Required action
Lines with the string "社の社内通信環境" in the data below: report how many there are, and write nothing but the number.
****************
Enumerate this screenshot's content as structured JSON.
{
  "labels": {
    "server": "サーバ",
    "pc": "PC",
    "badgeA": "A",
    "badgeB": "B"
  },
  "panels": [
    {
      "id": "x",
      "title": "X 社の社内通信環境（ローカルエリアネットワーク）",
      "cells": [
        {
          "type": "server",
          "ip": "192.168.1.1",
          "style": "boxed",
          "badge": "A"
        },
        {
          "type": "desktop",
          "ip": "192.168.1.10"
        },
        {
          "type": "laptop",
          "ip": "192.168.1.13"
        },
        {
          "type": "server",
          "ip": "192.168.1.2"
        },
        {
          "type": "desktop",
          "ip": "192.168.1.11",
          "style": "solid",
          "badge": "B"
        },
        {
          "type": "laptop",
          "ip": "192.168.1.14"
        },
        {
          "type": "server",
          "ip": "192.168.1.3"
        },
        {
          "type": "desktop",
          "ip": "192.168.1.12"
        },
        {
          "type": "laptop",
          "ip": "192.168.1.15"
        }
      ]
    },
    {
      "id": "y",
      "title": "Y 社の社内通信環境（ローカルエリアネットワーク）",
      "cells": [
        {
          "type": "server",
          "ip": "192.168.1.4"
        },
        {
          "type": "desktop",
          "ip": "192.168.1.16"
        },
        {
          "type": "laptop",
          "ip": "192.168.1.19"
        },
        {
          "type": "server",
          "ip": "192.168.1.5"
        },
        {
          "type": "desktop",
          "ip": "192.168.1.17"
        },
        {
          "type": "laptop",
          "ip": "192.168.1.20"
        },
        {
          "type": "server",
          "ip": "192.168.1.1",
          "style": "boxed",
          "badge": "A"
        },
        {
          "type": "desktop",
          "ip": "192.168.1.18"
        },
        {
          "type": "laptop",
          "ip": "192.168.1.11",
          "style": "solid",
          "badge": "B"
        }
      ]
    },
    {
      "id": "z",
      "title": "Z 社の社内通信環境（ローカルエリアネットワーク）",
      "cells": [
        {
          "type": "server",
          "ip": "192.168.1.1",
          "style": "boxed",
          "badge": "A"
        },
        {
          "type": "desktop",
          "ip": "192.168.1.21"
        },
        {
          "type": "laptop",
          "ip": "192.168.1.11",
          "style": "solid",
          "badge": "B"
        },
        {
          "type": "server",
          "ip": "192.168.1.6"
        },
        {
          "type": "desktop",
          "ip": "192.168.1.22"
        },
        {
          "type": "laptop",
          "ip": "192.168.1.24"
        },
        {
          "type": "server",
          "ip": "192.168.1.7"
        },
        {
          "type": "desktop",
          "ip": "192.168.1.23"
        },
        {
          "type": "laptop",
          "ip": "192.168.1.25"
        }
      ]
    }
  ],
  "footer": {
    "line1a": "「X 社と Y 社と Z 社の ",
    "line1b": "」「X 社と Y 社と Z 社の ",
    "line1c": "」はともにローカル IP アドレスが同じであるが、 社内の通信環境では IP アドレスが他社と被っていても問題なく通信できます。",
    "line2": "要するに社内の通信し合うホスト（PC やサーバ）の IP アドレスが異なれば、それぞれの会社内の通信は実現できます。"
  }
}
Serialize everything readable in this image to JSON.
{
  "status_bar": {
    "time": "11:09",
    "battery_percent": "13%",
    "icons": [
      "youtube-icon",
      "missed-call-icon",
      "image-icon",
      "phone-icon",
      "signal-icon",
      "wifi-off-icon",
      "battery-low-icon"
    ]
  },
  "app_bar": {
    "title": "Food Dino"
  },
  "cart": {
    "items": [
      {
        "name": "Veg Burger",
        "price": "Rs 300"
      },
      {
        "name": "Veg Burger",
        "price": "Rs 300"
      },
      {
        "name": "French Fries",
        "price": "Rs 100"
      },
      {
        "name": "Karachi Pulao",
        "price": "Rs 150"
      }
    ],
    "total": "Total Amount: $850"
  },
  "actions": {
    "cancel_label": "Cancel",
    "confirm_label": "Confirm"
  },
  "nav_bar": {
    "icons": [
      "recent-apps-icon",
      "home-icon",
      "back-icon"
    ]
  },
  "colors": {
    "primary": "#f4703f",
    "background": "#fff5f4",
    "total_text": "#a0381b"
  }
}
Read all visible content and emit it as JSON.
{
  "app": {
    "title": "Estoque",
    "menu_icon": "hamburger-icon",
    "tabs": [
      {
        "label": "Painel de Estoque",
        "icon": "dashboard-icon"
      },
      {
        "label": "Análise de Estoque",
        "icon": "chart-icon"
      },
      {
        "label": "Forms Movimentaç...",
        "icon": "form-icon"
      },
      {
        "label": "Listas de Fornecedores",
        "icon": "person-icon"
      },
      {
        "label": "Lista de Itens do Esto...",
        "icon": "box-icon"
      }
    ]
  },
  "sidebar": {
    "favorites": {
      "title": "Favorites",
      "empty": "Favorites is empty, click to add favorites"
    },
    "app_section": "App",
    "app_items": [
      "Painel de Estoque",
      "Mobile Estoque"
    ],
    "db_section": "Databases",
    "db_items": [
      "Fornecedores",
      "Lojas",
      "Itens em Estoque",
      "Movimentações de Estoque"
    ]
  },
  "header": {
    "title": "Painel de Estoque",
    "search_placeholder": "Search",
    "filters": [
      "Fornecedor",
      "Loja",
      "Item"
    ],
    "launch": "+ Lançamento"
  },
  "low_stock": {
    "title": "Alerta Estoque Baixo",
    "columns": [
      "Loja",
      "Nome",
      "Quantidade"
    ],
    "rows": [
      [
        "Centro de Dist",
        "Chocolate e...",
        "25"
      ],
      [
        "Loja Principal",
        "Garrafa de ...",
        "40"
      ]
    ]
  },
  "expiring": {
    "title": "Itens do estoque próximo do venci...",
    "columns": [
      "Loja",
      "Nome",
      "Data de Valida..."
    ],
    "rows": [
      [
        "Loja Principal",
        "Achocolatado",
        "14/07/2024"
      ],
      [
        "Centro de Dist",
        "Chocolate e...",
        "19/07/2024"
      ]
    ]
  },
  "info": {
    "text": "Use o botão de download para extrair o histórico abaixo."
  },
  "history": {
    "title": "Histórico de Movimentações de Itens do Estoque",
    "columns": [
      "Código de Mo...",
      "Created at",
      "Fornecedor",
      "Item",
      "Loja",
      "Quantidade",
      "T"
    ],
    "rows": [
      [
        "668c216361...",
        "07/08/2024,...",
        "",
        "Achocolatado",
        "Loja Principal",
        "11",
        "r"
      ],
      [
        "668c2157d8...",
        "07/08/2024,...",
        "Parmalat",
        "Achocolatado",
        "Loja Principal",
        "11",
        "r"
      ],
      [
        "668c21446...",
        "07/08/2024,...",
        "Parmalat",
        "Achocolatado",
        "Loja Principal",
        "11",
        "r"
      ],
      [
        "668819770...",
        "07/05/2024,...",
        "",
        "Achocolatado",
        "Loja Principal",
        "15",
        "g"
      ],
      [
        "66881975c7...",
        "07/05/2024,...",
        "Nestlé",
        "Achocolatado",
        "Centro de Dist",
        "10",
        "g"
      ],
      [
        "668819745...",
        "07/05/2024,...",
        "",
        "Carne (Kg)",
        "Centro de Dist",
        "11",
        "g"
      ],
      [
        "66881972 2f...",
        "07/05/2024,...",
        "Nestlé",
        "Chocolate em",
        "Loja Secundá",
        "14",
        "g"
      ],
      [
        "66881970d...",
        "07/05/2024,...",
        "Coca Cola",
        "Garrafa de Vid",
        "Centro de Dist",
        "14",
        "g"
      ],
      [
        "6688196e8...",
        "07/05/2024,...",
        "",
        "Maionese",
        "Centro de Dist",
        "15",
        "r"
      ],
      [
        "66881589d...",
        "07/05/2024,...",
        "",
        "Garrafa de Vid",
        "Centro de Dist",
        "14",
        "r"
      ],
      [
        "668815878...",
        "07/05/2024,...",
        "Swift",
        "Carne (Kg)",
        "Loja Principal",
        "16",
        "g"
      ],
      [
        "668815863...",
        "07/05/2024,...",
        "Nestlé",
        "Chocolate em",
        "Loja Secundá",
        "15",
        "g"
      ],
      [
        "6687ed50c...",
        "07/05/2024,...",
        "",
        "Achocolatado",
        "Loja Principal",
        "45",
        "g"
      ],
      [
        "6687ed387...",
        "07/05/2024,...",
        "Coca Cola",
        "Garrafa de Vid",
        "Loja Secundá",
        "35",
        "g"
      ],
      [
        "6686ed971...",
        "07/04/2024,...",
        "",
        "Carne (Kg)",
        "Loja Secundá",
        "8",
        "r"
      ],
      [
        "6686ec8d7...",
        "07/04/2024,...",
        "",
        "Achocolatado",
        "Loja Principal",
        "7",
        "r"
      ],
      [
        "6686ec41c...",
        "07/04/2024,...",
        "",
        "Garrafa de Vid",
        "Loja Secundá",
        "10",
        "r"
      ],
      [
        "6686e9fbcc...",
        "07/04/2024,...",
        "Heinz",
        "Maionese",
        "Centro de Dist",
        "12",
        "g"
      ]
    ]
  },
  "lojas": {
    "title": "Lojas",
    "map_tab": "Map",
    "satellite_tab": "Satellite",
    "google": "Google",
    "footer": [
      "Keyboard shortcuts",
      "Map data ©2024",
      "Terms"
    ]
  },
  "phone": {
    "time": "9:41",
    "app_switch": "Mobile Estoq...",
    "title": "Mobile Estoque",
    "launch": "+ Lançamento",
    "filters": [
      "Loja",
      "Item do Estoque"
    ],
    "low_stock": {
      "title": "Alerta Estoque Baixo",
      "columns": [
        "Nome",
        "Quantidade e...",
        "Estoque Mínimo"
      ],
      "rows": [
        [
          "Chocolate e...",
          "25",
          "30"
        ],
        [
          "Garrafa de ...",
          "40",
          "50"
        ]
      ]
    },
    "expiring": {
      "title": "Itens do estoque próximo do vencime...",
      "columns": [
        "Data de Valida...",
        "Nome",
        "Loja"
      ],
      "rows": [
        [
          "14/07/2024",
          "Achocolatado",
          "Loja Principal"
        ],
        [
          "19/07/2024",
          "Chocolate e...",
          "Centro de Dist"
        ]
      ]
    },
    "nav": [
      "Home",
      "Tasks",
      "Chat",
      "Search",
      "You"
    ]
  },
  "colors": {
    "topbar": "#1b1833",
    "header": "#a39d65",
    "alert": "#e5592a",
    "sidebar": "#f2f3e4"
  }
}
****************
Answer to the exercise
3